@VizTopTips Viz Top Tips is just very silly, but brightens up my day almost every day.
@Carl_Marston Carl Marston is a football correspondent on the East Anglian Daily Times who covers my beloved Ipswich Town. But his Tweetage is beyond the call of duty, regularly breaking news from press conferences and bringing matches to life.
@gavinbarber Gavin Barber is one of those people you come across on Twitter who you’ve never met, possibly never will, but seems to share the same interests and amuses you no end. I could cite others, but Gavin’s as good an example as any.
Podcasts are fantastic. They actually make me want to go to the gym or for a long walk, just so I can catch up with what’s new. Some are from radio programmes, others are podcast exclusives. Here’s my list of the ones I’ve most looked forward to this year.
These people really do get it. Production values are perfectly adequate, but the emphasis is on just three or four people talking. And of course, if you’re a bloke of a certain age, almost everything they talk about makes for compulsive listening. The choice of guest can be a bit hit or miss, especially when it’s yet another relatively little known American singer, but when it’s someone who can talk like Hepworth or Ellen, such as Danny Baker or Phil Jupitus, it’s “stop what you’re doing and listen” time.
They don’t do many, but when they do, the TV Cream Podcasts are as fascinating as you’d expect from the ultimate in TV nerds. The series around the General Election, looking at coverage of past elections, was brilliant (and like most podcasts, is still available).
We long ago lost the independent Danny Baker podcasts, and Stephen Fry seems to have stopped doing them, which is a shame (his Bored of the Dance rant remains a high point for me). But new ones are still springing up. My only regret is that I’ve not yet found a regular comedy podcast which I really enjoy, and I’ve listened to a lot. I’ll keep trying.
Every day for Advent, I’m going to make a list of favourite things from this year. Maybe it’ll become an annual event, or maybe I won’t even make it through the next 24 days. Anyway, to start off with, here’s the first of three lists of favourite blogs of the year. This one features the three “non-serious” blogs which I enjoyed the most in 2010. “Serious” blogs and “work-related” ones will follow.
Came and went in a few weeks over the summer. It made me laugh every time, not just because it’s funny seeing photos of discarded shopping lists (which it is), but because of the author’s commentaries. Which is what a good blog is all about (as is, to be honest, coming up with a good idea and then getting bored of it quite quickly).
“The blog that slips an affectionate hand between the thighs of the regional media”. And does it splendidly too, I may add. Local newspapers are wonderful, but not half as wonderful as some of the spoofs over the years. All this and we got a few new pages from The Framley Examiner in 2010 too.

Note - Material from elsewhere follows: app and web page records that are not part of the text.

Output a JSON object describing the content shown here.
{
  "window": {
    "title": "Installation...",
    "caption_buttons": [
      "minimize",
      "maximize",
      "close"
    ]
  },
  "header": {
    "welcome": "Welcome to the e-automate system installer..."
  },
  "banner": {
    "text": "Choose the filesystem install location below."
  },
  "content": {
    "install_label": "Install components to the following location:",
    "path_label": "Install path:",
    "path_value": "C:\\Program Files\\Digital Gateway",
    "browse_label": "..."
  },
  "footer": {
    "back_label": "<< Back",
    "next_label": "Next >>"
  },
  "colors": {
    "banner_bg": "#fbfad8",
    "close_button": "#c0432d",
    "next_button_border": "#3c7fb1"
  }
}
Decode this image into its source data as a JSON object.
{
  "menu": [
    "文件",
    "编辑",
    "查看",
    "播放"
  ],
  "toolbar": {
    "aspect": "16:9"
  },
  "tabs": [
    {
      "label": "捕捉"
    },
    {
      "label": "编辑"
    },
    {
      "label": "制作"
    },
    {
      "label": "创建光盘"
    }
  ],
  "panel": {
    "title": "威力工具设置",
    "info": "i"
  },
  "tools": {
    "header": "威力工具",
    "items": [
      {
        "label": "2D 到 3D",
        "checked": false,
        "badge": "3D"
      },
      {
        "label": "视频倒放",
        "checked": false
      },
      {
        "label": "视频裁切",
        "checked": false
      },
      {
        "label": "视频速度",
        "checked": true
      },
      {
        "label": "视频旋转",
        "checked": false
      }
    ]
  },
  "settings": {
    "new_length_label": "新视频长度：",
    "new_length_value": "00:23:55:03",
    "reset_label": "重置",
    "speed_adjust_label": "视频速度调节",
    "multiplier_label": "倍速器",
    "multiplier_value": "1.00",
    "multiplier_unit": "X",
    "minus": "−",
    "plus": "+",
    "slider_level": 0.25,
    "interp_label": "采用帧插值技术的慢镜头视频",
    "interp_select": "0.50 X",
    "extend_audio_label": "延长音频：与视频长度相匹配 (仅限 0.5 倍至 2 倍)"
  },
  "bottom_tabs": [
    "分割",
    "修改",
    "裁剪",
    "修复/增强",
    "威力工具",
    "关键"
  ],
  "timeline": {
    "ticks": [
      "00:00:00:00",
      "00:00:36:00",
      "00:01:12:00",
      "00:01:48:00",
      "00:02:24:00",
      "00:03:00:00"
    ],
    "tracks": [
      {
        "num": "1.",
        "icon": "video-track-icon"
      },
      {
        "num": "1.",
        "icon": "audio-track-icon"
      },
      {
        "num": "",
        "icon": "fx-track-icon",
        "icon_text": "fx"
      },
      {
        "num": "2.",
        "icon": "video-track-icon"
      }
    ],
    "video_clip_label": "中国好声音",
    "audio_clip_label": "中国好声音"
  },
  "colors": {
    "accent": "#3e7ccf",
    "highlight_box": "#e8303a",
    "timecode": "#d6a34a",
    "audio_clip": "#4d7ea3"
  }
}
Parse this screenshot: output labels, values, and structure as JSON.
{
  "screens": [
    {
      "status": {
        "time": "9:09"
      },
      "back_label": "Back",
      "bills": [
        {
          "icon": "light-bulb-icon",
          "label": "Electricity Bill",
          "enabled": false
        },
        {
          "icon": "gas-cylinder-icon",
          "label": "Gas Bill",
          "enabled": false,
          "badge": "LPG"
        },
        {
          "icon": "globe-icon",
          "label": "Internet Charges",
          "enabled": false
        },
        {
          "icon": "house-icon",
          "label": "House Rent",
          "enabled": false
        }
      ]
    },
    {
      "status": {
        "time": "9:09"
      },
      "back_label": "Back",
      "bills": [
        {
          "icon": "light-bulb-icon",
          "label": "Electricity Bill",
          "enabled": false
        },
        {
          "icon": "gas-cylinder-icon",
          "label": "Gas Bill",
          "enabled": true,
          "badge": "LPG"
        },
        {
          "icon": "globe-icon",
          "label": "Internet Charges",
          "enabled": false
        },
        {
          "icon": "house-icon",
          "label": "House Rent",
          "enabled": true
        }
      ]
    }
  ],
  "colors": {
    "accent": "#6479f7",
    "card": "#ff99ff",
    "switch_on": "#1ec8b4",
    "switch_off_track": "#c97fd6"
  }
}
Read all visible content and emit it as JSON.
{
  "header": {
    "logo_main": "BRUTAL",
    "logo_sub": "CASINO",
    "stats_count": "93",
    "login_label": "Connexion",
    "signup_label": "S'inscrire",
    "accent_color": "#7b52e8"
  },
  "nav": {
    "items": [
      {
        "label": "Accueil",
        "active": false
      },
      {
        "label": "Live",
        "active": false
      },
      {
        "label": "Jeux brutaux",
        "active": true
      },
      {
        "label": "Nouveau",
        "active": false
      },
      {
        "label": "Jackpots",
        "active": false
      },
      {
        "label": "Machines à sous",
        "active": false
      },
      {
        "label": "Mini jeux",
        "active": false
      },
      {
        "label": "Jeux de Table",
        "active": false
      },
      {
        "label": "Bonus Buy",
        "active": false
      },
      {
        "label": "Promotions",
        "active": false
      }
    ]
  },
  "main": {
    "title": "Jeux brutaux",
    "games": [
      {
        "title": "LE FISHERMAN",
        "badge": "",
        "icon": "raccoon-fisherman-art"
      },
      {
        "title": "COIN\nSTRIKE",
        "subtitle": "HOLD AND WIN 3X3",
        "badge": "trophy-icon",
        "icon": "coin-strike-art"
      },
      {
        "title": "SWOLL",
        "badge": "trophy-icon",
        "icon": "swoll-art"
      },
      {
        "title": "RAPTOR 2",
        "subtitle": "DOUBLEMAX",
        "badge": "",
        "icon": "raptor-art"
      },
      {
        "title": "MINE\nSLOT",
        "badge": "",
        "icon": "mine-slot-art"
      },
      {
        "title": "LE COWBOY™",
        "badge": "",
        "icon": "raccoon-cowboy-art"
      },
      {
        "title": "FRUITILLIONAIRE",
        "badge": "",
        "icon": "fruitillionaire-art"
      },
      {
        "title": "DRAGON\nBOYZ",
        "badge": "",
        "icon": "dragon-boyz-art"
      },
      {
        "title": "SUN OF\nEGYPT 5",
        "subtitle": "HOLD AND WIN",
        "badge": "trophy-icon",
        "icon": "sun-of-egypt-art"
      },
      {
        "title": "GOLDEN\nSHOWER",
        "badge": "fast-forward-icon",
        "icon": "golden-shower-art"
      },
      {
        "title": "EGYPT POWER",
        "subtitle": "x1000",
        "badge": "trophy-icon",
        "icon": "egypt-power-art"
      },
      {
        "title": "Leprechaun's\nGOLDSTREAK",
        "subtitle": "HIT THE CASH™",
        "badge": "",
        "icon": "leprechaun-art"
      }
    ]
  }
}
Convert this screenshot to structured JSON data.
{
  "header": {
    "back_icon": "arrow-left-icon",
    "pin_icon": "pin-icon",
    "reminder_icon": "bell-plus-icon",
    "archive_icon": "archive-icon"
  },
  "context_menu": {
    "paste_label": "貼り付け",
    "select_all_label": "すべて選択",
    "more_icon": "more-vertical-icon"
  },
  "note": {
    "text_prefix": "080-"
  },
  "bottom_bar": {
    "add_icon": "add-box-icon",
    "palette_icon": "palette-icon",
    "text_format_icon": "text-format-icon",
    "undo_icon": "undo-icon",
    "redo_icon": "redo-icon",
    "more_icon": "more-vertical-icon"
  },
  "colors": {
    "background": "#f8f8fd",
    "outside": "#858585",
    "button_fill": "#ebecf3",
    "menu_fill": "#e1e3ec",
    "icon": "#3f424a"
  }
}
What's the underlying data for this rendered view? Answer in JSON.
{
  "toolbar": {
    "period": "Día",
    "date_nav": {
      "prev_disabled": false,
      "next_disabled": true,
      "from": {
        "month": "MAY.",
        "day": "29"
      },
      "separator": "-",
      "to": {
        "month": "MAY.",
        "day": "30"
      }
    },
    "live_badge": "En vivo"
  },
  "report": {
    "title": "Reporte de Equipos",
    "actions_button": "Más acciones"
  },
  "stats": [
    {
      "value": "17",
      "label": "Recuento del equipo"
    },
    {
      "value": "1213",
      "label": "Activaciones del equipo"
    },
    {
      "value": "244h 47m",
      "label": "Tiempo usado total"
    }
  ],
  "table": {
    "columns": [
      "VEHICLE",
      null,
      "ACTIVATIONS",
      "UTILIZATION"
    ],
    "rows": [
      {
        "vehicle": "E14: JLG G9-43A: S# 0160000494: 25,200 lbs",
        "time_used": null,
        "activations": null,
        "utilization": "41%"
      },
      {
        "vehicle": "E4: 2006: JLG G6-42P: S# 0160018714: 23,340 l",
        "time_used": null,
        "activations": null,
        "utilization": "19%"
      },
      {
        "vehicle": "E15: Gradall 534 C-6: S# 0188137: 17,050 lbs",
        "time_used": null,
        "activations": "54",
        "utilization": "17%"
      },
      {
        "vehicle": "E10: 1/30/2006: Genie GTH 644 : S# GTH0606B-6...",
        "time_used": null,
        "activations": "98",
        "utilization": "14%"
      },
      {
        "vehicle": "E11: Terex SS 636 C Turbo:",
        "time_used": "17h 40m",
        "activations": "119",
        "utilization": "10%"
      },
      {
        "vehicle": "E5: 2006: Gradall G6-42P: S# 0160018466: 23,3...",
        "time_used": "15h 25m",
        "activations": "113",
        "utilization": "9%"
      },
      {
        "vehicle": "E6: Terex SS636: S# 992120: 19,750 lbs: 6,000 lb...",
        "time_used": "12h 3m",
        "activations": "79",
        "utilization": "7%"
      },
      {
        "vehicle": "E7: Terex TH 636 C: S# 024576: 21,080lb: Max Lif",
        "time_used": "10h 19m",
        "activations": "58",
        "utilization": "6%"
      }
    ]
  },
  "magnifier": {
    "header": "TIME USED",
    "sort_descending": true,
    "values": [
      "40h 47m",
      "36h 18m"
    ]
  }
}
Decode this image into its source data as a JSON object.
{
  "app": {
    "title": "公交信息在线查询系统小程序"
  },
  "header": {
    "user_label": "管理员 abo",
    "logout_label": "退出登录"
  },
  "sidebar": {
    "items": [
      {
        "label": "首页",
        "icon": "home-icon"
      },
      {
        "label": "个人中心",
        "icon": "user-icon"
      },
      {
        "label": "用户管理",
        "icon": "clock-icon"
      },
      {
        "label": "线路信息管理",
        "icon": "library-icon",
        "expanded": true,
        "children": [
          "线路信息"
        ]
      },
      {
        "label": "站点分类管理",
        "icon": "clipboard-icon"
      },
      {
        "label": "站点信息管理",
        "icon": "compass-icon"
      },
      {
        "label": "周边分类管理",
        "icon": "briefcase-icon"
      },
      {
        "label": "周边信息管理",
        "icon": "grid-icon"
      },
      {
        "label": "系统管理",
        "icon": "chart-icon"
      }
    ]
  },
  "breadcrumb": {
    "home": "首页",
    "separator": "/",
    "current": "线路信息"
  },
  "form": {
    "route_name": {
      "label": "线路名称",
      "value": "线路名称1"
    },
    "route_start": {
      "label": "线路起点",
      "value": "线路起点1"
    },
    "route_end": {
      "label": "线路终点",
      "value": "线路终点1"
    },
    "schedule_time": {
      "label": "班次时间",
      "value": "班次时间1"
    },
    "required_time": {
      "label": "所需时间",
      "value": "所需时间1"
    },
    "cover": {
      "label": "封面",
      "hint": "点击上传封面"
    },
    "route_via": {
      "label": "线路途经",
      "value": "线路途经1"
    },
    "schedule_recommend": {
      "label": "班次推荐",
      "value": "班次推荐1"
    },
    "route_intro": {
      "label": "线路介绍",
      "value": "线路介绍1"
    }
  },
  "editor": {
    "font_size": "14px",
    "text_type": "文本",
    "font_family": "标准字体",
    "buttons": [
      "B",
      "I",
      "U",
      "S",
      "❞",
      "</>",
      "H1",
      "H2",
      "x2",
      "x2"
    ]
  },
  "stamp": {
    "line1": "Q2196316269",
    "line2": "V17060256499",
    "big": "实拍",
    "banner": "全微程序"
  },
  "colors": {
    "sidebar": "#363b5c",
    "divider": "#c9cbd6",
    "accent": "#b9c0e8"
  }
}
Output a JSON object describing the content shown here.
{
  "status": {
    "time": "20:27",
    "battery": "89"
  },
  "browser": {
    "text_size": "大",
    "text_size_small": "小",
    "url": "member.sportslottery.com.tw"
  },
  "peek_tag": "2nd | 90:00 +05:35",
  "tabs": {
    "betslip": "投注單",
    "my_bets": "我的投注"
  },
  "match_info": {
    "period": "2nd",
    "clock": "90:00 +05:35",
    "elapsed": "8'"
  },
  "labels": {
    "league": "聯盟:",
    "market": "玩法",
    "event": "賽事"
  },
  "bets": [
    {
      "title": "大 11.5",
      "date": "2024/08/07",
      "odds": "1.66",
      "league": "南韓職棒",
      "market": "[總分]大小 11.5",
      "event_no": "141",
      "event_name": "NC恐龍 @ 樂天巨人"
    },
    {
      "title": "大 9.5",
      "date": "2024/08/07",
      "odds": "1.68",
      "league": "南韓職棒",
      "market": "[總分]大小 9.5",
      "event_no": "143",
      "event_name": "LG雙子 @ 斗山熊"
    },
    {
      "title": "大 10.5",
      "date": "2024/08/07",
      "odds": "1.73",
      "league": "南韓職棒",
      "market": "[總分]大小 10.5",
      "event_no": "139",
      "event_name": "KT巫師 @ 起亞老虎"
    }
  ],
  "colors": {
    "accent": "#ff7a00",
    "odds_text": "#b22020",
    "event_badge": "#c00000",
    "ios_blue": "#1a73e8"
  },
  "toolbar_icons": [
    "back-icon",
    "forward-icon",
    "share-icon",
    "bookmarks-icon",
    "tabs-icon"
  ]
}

It’s very hard to be funny about football, but I’ve been getting more than the expected number of laughs from this blog. “Ceefax to retire number 302 in tribute to football page’s years of service” and “ITV criticised for downbeat ending to flagship Portsmouth drama” were amongst my favourite headlines.